However, anything that is playing as Red Air tends to take a Flex departure. This involves a break to the left from the normal route with a different heading to take the, to the ranges to deal with the incoming Blue force. The aggressors tend to flex most of the time. The other aircraft that may be augmenting the aggressors might flex too. The nice feature of this is that they break towards you. Then you are playing a guessing game as to how quickly they will break. You pick a spot along the road and hope that they will come your way. Sometimes they will turn tight and catch you out. Other times they will delay a bit and still be far away from you. At their speed, it doesn’t take much to increase the distance from where you are. At least you get more dynamic shots.

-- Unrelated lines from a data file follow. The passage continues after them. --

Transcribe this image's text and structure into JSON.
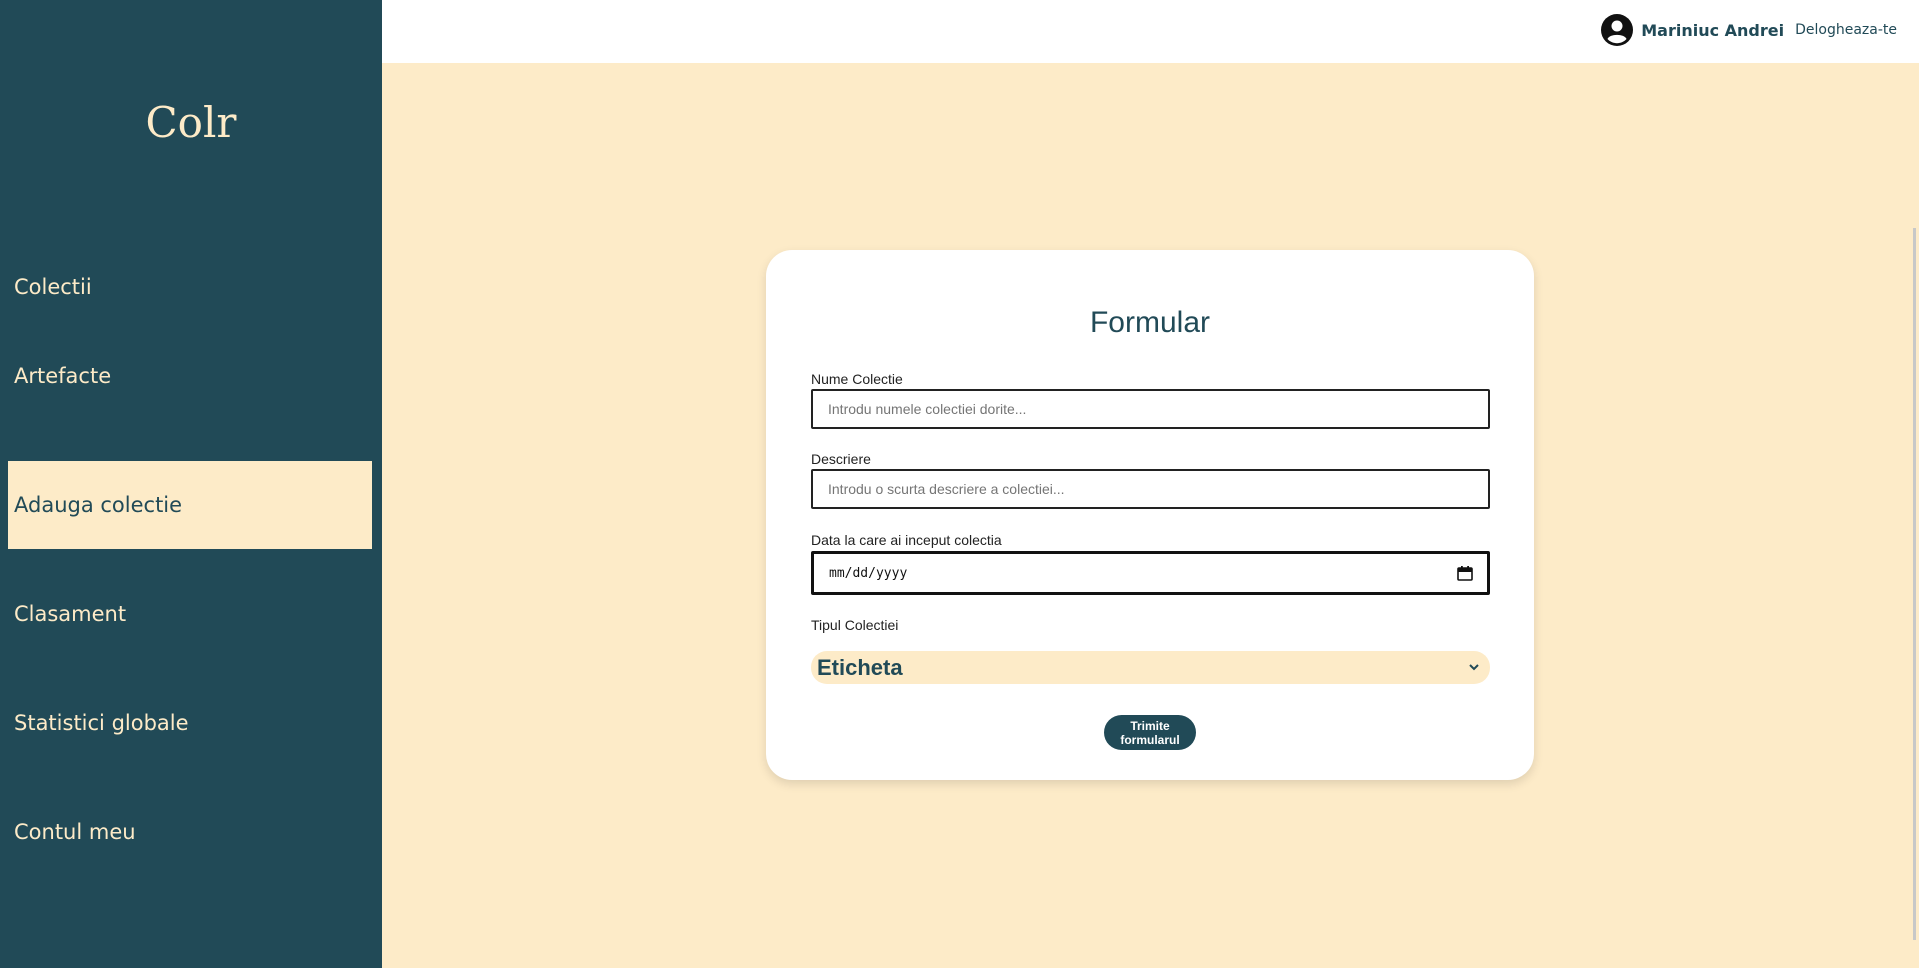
{
  "app": {
    "brand": "Colr"
  },
  "sidebar": {
    "items": [
      {
        "label": "Colectii",
        "active": false
      },
      {
        "label": "Artefacte",
        "active": false
      },
      {
        "label": "Adauga colectie",
        "active": true
      },
      {
        "label": "Clasament",
        "active": false
      },
      {
        "label": "Statistici globale",
        "active": false
      },
      {
        "label": "Contul meu",
        "active": false
      }
    ]
  },
  "header": {
    "user_icon": "account-circle-icon",
    "user_name": "Mariniuc Andrei",
    "logout_label": "Delogheaza-te"
  },
  "form": {
    "title": "Formular",
    "name_label": "Nume Colectie",
    "name_placeholder": "Introdu numele colectiei dorite...",
    "description_label": "Descriere",
    "description_placeholder": "Introdu o scurta descriere a colectiei...",
    "date_label": "Data la care ai inceput colectia",
    "date_value": "mm/dd/yyyy",
    "date_icon": "calendar-icon",
    "type_label": "Tipul Colectiei",
    "type_selected": "Eticheta",
    "type_icon": "chevron-down-icon",
    "submit_label": "Trimite formularul"
  },
  "colors": {
    "primary": "#214a57",
    "background": "#fdebc8",
    "card": "#ffffff"
  }
}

Normally airliners stay quite a distance from each other. Getting more than one in a shot is the result of compression of the distance as they pass in different directions. What is more fun is to have each jet be replaced by two. SFO likes to have the parallel arrivals and similarly the departures are often involving two planes at a time. If you time it right and have the angles aligned properly, you can get four jets in one shot – two on approach and two taking off.
Having been to Moffett Field for the arrival of Solar Impulse and then made another visit to the hangar while they were there, I wasn’t going to miss the departure. This might not seem like a difficult decision to make but if I tell you I had been away in Southern California for the weekend and having driven back on Sunday and then finding out that departure was scheduled for 5am on Monday and we would be required to get there at 2am and I would need to be up at 1am, you can see why this was a bit tougher to do.

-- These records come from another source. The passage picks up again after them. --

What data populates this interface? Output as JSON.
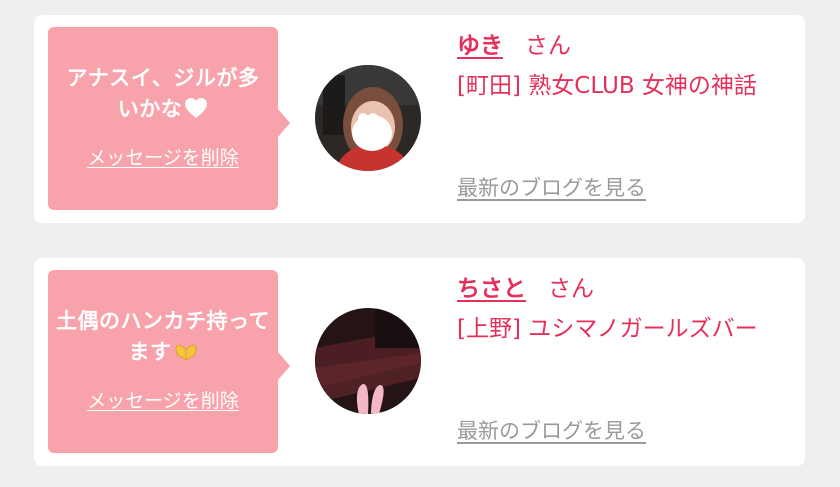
{
  "messages": [
    {
      "bubble_text": "アナスイ、ジルが多いかな",
      "bubble_emoji": "heart-emoji",
      "delete_label": "メッセージを削除",
      "name": "ゆき",
      "honorific": "さん",
      "shop": "[町田] 熟女CLUB 女神の神話",
      "blog_label": "最新のブログを見る"
    },
    {
      "bubble_text": "土偶のハンカチ持ってます",
      "bubble_emoji": "heart-hands-emoji",
      "delete_label": "メッセージを削除",
      "name": "ちさと",
      "honorific": "さん",
      "shop": "[上野] ユシマノガールズバー",
      "blog_label": "最新のブログを見る"
    }
  ],
  "colors": {
    "bubble": "#f8a2ac",
    "accent": "#e4305a",
    "link_gray": "#9a9a9a",
    "background": "#efefef"
  }
}
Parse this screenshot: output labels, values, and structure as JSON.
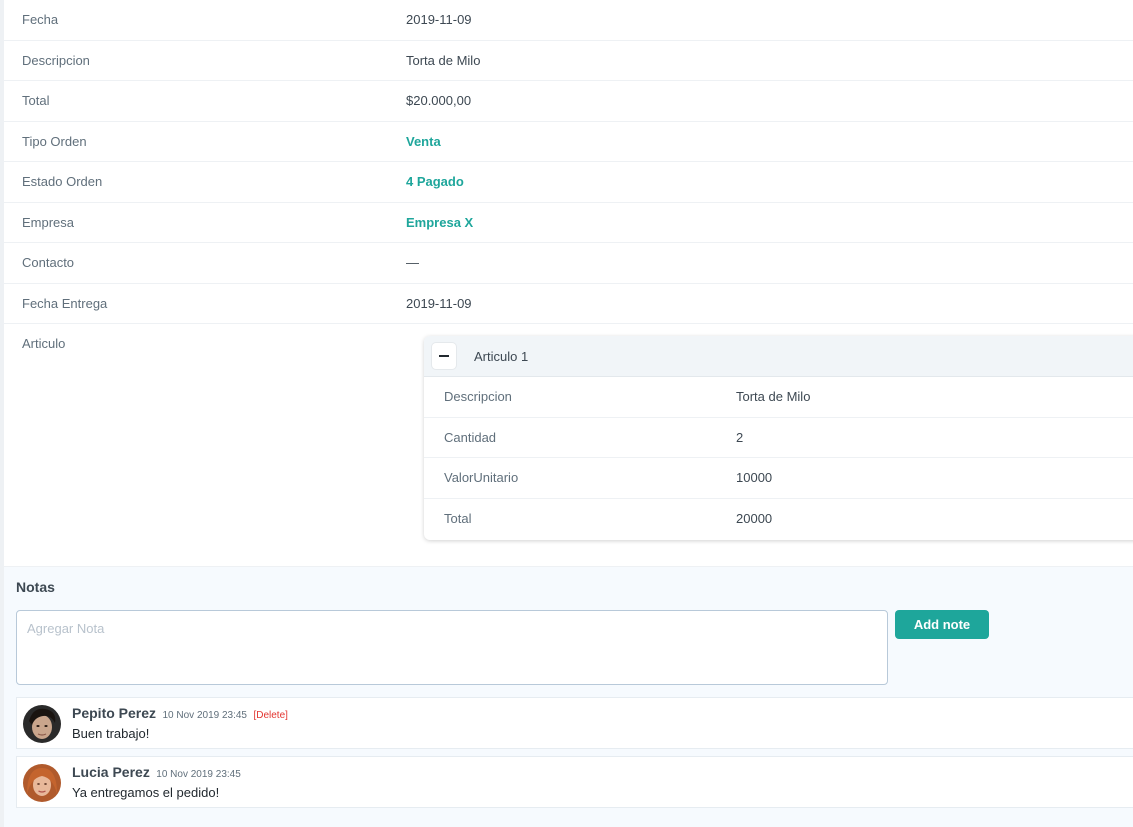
{
  "details": [
    {
      "label": "Fecha",
      "value": "2019-11-09"
    },
    {
      "label": "Descripcion",
      "value": "Torta de Milo"
    },
    {
      "label": "Total",
      "value": "$20.000,00"
    },
    {
      "label": "Tipo Orden",
      "value": "Venta"
    },
    {
      "label": "Estado Orden",
      "value": "4 Pagado"
    },
    {
      "label": "Empresa",
      "value": "Empresa X"
    },
    {
      "label": "Contacto",
      "value": "—"
    },
    {
      "label": "Fecha Entrega",
      "value": "2019-11-09"
    }
  ],
  "articulo": {
    "label": "Articulo",
    "card_title": "Articulo 1",
    "toggle_icon": "minus-icon",
    "rows": [
      {
        "label": "Descripcion",
        "value": "Torta de Milo"
      },
      {
        "label": "Cantidad",
        "value": "2"
      },
      {
        "label": "ValorUnitario",
        "value": "10000"
      },
      {
        "label": "Total",
        "value": "20000"
      }
    ]
  },
  "notes": {
    "title": "Notas",
    "placeholder": "Agregar Nota",
    "add_button": "Add note",
    "items": [
      {
        "author": "Pepito Perez",
        "time": "10 Nov 2019 23:45",
        "delete": "[Delete]",
        "text": "Buen trabajo!"
      },
      {
        "author": "Lucia Perez",
        "time": "10 Nov 2019 23:45",
        "text": "Ya entregamos el pedido!"
      }
    ]
  },
  "colors": {
    "accent": "#1ea69b",
    "danger": "#e3342f",
    "notes_bg": "#f6fafe"
  }
}
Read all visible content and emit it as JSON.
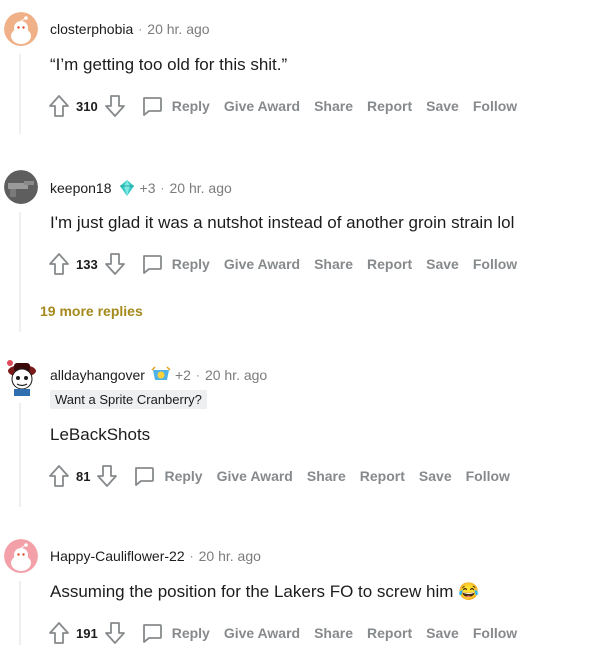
{
  "comments": [
    {
      "author": "closterphobia",
      "time": "20 hr. ago",
      "body": "“I’m getting too old for this shit.”",
      "score": "310",
      "avatar_color": "#f0b088"
    },
    {
      "author": "keepon18",
      "award_count": "+3",
      "time": "20 hr. ago",
      "body": "I'm just glad it was a nutshot instead of another groin strain lol",
      "score": "133",
      "more_replies": "19 more replies",
      "avatar_color": "#6b6b6b"
    },
    {
      "author": "alldayhangover",
      "award_count": "+2",
      "time": "20 hr. ago",
      "flair": "Want a Sprite Cranberry?",
      "body": "LeBackShots",
      "score": "81",
      "avatar_color": "#2a2a2a"
    },
    {
      "author": "Happy-Cauliflower-22",
      "time": "20 hr. ago",
      "body": "Assuming the position for the Lakers FO to screw him 😂",
      "score": "191",
      "avatar_color": "#f4a0a8"
    }
  ],
  "actions": {
    "reply": "Reply",
    "give_award": "Give Award",
    "share": "Share",
    "report": "Report",
    "save": "Save",
    "follow": "Follow"
  },
  "separator": "·",
  "colors": {
    "gold_link": "#a5891d",
    "muted": "#878a8c",
    "text": "#1c1c1c"
  },
  "icons": [
    "upvote-icon",
    "downvote-icon",
    "reply-icon",
    "award-icon",
    "avatar-icon"
  ]
}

However, I was committed at this point (or should have been) so I slept in the spare room so as to not disturb Nancy. Off for an early run. Traffic was no problem at that time as your might imagine. Once there it was back to the same issues as we had faced with the arrival. It was very dark. Hayman did the stills and I went for video but got some stills as well. Unfortunately, they chose not to back-track the aircraft as had been briefed so it took off from ahead of us and went away. We still got some good shots and, while it got airborne very quickly, it got to a certain distance when it seemed like it had stopped moving.

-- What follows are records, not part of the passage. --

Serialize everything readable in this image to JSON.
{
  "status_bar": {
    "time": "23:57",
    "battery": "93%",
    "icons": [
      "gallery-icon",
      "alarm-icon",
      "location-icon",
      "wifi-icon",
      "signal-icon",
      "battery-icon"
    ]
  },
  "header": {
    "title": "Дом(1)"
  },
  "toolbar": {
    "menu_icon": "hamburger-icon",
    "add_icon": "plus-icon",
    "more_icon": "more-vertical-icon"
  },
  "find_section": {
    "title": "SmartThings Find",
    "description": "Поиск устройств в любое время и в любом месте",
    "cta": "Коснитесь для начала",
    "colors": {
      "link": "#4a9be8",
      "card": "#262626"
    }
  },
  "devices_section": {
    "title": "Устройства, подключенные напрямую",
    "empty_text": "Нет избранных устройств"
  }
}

Then, it was time to go. We wrapped up and got on our way. I actually was back at home a little ahead of my normal time to get up so I did my normal routine and headed in to the office. It would be fair to say that I was not at my most perky that day!
The layout of SFO with the two pairs of cross runways makes for some operations that are quite specific to this airport. At peak times, parallel approaches are made to the 28 runways from along the bay shore. These approaches require the following plane to make sure it does not overtake the leading plane. I don’t know for sure but I imagine the choice of which side leads is based on the wind direction so the wake turbulence doesn’t affect the downwind plane.
Getting them close together is the goal as a photographer. Often they end up being separated by a lot more than you thought. When further out things look like they are close but then the approach turns out to be more offset than you expect and you don’t get a good shot when they come in to land.
Arrivals aren’t the only parallels though. The departures are sent of the 01s from both sides. The clearances are usually offset and the thresholds are slightly different so the planes often get airborne well apart. However, that is not always the case and sometimes you get what amounts to a formation takeoff. Once airborne, the planes turn to increase their separation. Getting a shot of them close together is something to try for if you can. They are too far away when they take off to be a great shot individually but getting both in frame certainly makes for a more unusual shot than is the case for most departure procedures for big airliners.